    Runs endmills and arbor-mounted milling cutters. Features include a head with a spindle that drives the cutters; a column, knee and table that provide motion in the three Cartesian axes; and a base that supports the components and houses the cutting-fluid pump and reservoir. The work is mounted on the table and fed into the rotating cutter or endmill to accomplish the milling steps; vertical milling machines also feed endmills into the work by means of a spindle-mounted quill. Models range from small manual machines to big bed-type and duplex mills. All take one of three basic forms: vertical, horizontal or convertible horizontal/vertical. Vertical machines may be knee-type (the table is mounted on a knee that can be elevated) or bed-type (the table is securely supported and only moves horizontally). In general, horizontal machines are bigger and more powerful, while vertical machines are lighter but more versatile and easier to set up and operate.

  • parallel


    Strip or block of precision-ground stock used to elevate a workpiece, while keeping it parallel to the worktable, to prevent cutter/table contact.

  • stiffness


    1. Ability of a material or part to resist elastic deflection. 2. The rate of stress with respect to strain; the greater the stress required to produce a given strain, the stiffer the material is said to be. See dynamic stiffness; static stiffness.

  • threading


    Process of both external (e.g., thread milling) and internal (e.g., tapping, thread milling) cutting, turning and rolling of threads into particular material. Standardized specifications are available to determine the desired results of the threading process. Numerous thread-series designations are written for specific applications. Threading often is performed on a lathe. Specifications such as thread height are critical in determining the strength of the threads. The material used is taken into consideration in determining the expected results of any particular application for that threaded piece. In external threading, a calculated depth is required as well as a particular angle to the cut. To perform internal threading, the exact diameter to bore the hole is critical before threading. The threads are distinguished from one another by the amount of tolerance and/or allowance that is specified. See turning.

  • tolerance


    Minimum and maximum amount a workpiece dimension is allowed to vary from a set standard and still be acceptable.

  • turning


    Workpiece is held in a chuck, mounted on a face plate or secured between centers and rotated while a cutting tool, normally a single-point tool, is fed into it along its periphery or across its end or face. Takes the form of straight turning (cutting along the periphery of the workpiece); taper turning (creating a taper); step turning (turning different-size diameters on the same work); chamfering (beveling an edge or shoulder); facing (cutting on an end); turning threads (usually external but can be internal); roughing (high-volume metal removal); and finishing (final light cuts). Performed on lathes, turning centers, chucking machines, automatic screw machines and similar machines.

  • undercut
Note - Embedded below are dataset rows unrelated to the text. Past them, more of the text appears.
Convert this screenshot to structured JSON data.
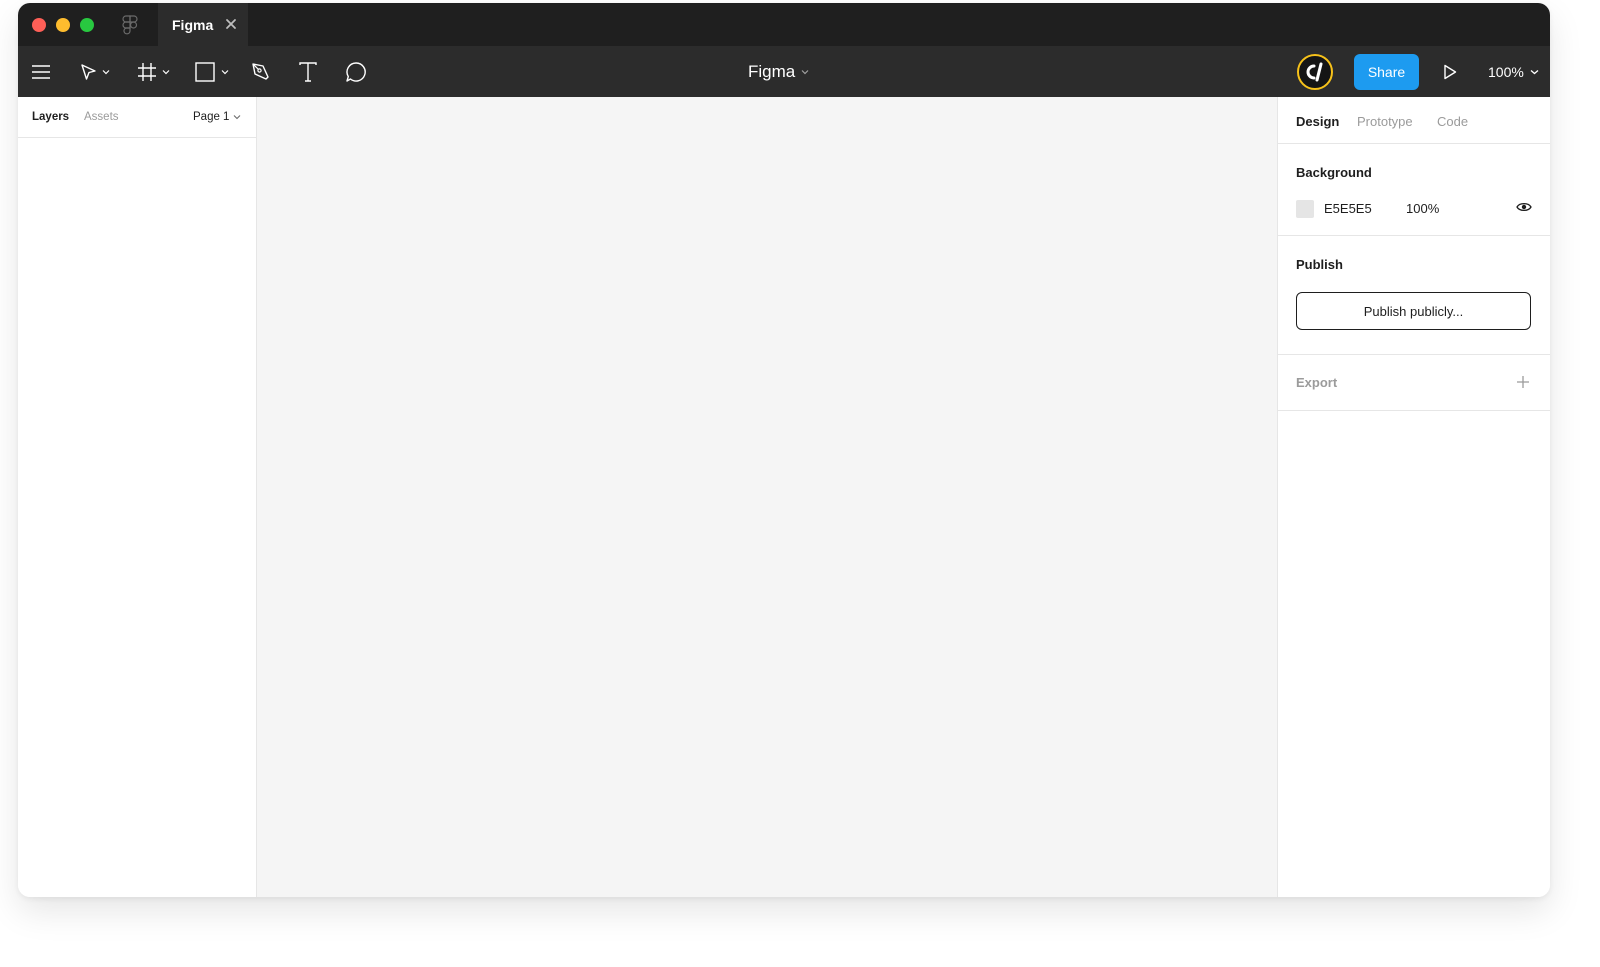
{
  "window": {
    "tab_title": "Figma"
  },
  "toolbar": {
    "doc_title": "Figma",
    "avatar_initials": "cl",
    "share_label": "Share",
    "zoom_label": "100%"
  },
  "left_panel": {
    "tabs": [
      {
        "label": "Layers",
        "active": true
      },
      {
        "label": "Assets",
        "active": false
      }
    ],
    "page_select": "Page 1"
  },
  "right_panel": {
    "tabs": [
      {
        "label": "Design",
        "active": true
      },
      {
        "label": "Prototype",
        "active": false
      },
      {
        "label": "Code",
        "active": false
      }
    ],
    "background": {
      "title": "Background",
      "hex": "E5E5E5",
      "opacity": "100%"
    },
    "publish": {
      "title": "Publish",
      "button_label": "Publish publicly..."
    },
    "export": {
      "title": "Export"
    }
  },
  "colors": {
    "toolbar_bg": "#2c2c2c",
    "titlebar_bg": "#1f1f1f",
    "share_blue": "#1d9bf0",
    "canvas_bg": "#f5f5f5",
    "avatar_ring": "#f7c21a"
  }
}
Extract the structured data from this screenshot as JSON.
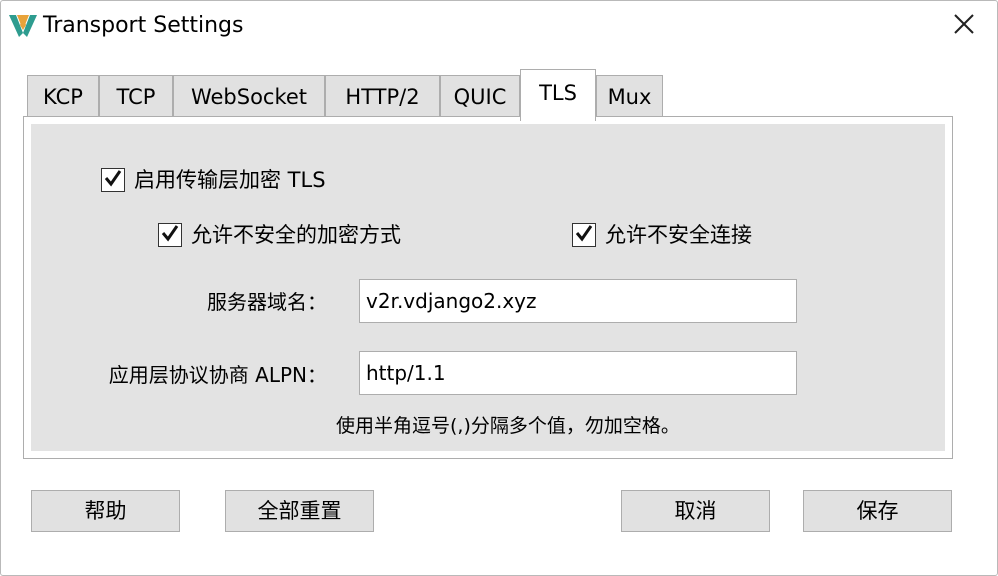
{
  "window": {
    "title": "Transport Settings",
    "icon": "v-logo-icon",
    "close_icon": "close-icon"
  },
  "tabs": [
    {
      "label": "KCP",
      "active": false
    },
    {
      "label": "TCP",
      "active": false
    },
    {
      "label": "WebSocket",
      "active": false
    },
    {
      "label": "HTTP/2",
      "active": false
    },
    {
      "label": "QUIC",
      "active": false
    },
    {
      "label": "TLS",
      "active": true
    },
    {
      "label": "Mux",
      "active": false
    }
  ],
  "tls": {
    "enable_tls": {
      "label": "启用传输层加密 TLS",
      "checked": true
    },
    "allow_insecure_ciphers": {
      "label": "允许不安全的加密方式",
      "checked": true
    },
    "allow_insecure": {
      "label": "允许不安全连接",
      "checked": true
    },
    "server_name": {
      "label": "服务器域名：",
      "value": "v2r.vdjango2.xyz"
    },
    "alpn": {
      "label": "应用层协议协商 ALPN：",
      "value": "http/1.1"
    },
    "alpn_hint": "使用半角逗号(,)分隔多个值，勿加空格。"
  },
  "buttons": {
    "help": "帮助",
    "reset_all": "全部重置",
    "cancel": "取消",
    "save": "保存"
  },
  "colors": {
    "logo_teal": "#2e9c8f",
    "logo_gold": "#e8a33a",
    "panel_bg": "#e3e3e3",
    "button_bg": "#e1e1e1"
  }
}
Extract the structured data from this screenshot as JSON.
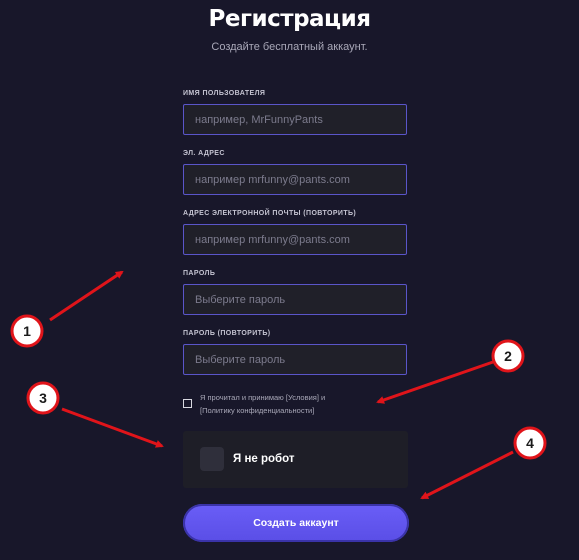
{
  "header": {
    "title": "Регистрация",
    "subtitle": "Создайте бесплатный аккаунт."
  },
  "form": {
    "username": {
      "label": "ИМЯ ПОЛЬЗОВАТЕЛЯ",
      "placeholder": "например, MrFunnyPants",
      "value": ""
    },
    "email": {
      "label": "ЭЛ. АДРЕС",
      "placeholder": "например mrfunny@pants.com",
      "value": ""
    },
    "email_repeat": {
      "label": "АДРЕС ЭЛЕКТРОННОЙ ПОЧТЫ (ПОВТОРИТЬ)",
      "placeholder": "например mrfunny@pants.com",
      "value": ""
    },
    "password": {
      "label": "ПАРОЛЬ",
      "placeholder": "Выберите пароль",
      "value": ""
    },
    "password_repeat": {
      "label": "ПАРОЛЬ (ПОВТОРИТЬ)",
      "placeholder": "Выберите пароль",
      "value": ""
    },
    "terms": {
      "line1": "Я прочитал и принимаю [Условия] и",
      "line2": "[Политику конфиденциальности]",
      "checked": false
    },
    "captcha": {
      "label": "Я не робот",
      "checked": false
    },
    "submit_label": "Создать аккаунт"
  },
  "annotations": {
    "color": "#e0141a",
    "badges": [
      "1",
      "2",
      "3",
      "4"
    ]
  }
}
    In numerical-control applications, a cut shorter than the programmed cut resulting after a command change in direction. Also a condition in generated gear teeth when any part of the fillet curve lies inside of a line drawn tangent to the working profile at its point of juncture with the fillet. Undercut may be deliberately introduced to facilitate finishing operations, as in preshaving.



Alan holds a bachelor’s degree in journalism from Southern Illinois University Carbondale. Including his 20 years at CTE, Alan has more than 30 years of trade journalism experience.